I come from a developing country, India, and it took me personally a lot of time to get my head around this issue, because where we come from, it’s not something that you naturally accept. There is a clear cultural divide between the way I am trained to think about it, and how it looks from a global perspective. So the way I understand this question is that it is a discrimination issue, and discrimination can take many forms – it can be about gender, caste, religion, age. All of these things are the same.
If you look at the Universal Declaration on Human Rights, there is the idea that people are born free and equal. That everyone should be allowed to have their own freedom and right to make decisions. In this case, it’s sexual expression, but it could be on any issue. It doesn’t matter whether you are in Uganda or Manhattan – you can’t have double standards. In addition to the idea of dignity and equality is the right to marry and found a family. You can’t just say only I and people like me get to enjoy this right. The essence of non-discrimination is that everyone should be able to claim his or her rights.
There is no question that socially and culturally we are a long way from getting to that point. You know, I was in Uganda with David Kato, a gay rights activist, and we sat together in Kampala. And a few months later he was murdered. So personally, that reminded me of the level of prejudice some groups face. In Tanzania, for example, albino children are being killed on the streets just because they are albino. So human prejudice is so deep on so many counts, including over issue of sexual orientation and fender identity.
Take the recent Delhi gang rape case. Many countries are in deep denial over these kinds of issues. But the fact that this incident became so visible has allowed a new anti-rape law to be passed this week in India. There are many improvements that need to be made to that law, but the fact that it got passed is important. The LGBT issue is the same – we need to expose the violence so that the problem people face is not hidden.

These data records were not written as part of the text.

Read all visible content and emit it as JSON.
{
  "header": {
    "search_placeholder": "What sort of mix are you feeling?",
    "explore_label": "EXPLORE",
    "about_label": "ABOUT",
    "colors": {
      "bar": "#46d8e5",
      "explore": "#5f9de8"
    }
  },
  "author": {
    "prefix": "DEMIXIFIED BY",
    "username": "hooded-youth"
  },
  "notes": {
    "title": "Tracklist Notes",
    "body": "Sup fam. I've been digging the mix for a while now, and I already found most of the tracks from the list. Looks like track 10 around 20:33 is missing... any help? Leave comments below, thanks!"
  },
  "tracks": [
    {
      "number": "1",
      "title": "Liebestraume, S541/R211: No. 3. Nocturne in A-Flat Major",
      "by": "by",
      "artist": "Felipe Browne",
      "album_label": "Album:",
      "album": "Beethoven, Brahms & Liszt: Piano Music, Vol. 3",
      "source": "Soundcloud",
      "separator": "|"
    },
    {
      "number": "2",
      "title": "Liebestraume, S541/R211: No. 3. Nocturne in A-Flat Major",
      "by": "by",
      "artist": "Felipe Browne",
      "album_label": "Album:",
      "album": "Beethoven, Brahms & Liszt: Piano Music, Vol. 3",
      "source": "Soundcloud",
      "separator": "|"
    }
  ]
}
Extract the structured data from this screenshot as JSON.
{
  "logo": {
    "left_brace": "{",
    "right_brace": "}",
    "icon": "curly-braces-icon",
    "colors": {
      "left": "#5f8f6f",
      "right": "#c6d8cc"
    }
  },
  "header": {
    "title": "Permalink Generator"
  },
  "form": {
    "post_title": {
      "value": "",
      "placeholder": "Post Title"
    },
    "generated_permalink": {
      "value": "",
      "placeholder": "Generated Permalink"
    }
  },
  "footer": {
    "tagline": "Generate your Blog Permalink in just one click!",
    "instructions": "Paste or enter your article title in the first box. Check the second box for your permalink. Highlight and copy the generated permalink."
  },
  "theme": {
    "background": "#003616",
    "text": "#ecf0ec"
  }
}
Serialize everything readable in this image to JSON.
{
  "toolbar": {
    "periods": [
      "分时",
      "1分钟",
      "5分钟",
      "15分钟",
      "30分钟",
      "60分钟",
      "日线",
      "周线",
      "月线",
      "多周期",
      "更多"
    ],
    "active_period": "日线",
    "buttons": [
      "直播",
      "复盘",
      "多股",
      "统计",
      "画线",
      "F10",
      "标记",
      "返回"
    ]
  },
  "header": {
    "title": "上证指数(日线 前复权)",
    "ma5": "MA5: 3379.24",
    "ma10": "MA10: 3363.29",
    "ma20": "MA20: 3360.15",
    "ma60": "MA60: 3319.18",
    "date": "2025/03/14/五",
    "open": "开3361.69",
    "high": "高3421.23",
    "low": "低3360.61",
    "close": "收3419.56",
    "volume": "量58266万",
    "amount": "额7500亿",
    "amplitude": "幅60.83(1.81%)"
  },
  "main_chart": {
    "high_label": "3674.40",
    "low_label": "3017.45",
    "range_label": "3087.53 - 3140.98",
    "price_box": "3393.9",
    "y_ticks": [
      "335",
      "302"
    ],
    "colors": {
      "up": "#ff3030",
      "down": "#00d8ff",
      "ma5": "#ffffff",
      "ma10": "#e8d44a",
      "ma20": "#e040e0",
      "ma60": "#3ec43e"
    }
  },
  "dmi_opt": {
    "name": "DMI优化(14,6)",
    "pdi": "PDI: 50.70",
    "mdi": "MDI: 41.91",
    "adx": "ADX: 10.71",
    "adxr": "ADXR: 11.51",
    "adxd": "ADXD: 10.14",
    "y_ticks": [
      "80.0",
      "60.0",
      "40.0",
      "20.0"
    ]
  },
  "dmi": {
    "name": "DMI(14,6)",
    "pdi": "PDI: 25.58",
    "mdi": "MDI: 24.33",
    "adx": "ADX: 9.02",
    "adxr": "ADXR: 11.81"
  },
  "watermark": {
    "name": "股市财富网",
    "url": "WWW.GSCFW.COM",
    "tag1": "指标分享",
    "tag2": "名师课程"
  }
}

I used to think that gay couples and gay marriage was something that happened in the U.S. or somewhere else. But the fact is that this is a reality everywhere, and you can’t ignore or deny it. People need to be confronted with this on a personal level. And we all need to take action to build respectful and rights respecting societies.